Re: A property for font antialiasing control on Mac OS X

-webkit-font-smoothing was being heavily used well before icon fonts became a thing. Text is likely still the majority use-case for this feature today, by a wide margin. I agree this is a user preference the author should not be able to mess with, if only because it has a surprising large impact on any individual user and what they will prefer in this area is not so predictable.

From: Rik Cabanier <<>>
Date: Thursday, July 25, 2013 10:19 PM
To: John Daggett <<>>
Cc: "<>" <<>>
Subject: Re: A property for font antialiasing control on Mac OS X
Resent-From: <<>>
Resent-Date: Thursday, July 25, 2013 10:20 PM

On Thu, Jul 25, 2013 at 10:07 PM, John Daggett <<>> wrote:

Rik Cabanier wrote:

> I think most people wouldn't use this property to make text more legible.

There's a *huge* volume of pages surrounding the use of
'-webkit-font-smoothing', some insightful, some inane, but the bottom
line is that authors are using this to work around a deficiency of OSX
text rendering.  Not sure why you're asserting that it won't be used
to make text more legible.

I'm sure some will, but I believe that will be the minority.
On non-OSX platforms likely no one will since the font rendering is better there.

> WebKit and most likely all other browsers will drop subpixel
> anti-aliasing when a block of text is animated on the GPU. This
> causes a notable shift in the text's appearance which is not
> desired. This is especially obvious with transitions.

There are all sorts of conditions under which either a user agent or
the underlying OS will disable subpixel antialiasing.  I think the
shift you're seeing is more an implementation deficiency rather than
something that needs addressing via an explicit property.

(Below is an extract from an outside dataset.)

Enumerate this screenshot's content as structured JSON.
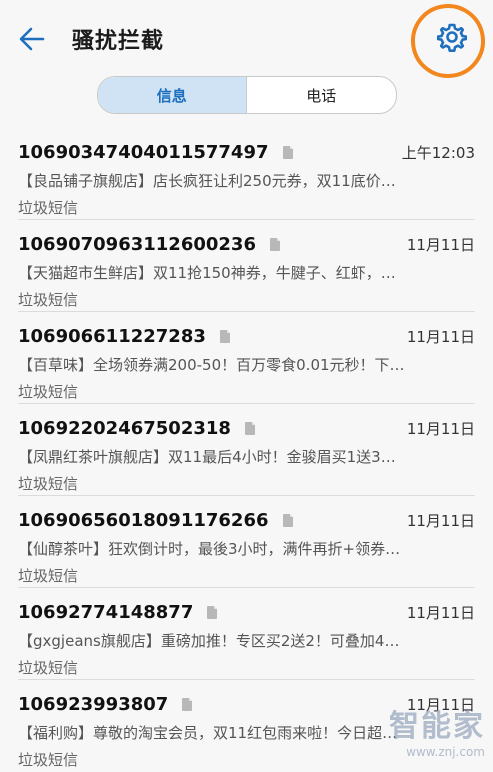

Sure, but it's not something that will ever be fixed. (In fact, browsers are converging on this behavior)
So, authors that care about smooth transitions are going to want to this property. If we don't give them this ability, they will simply push all text to GPU accelerated layers which makes things slow and use more memory.

Received on Friday, 26 July 2013 14:39:59 UTC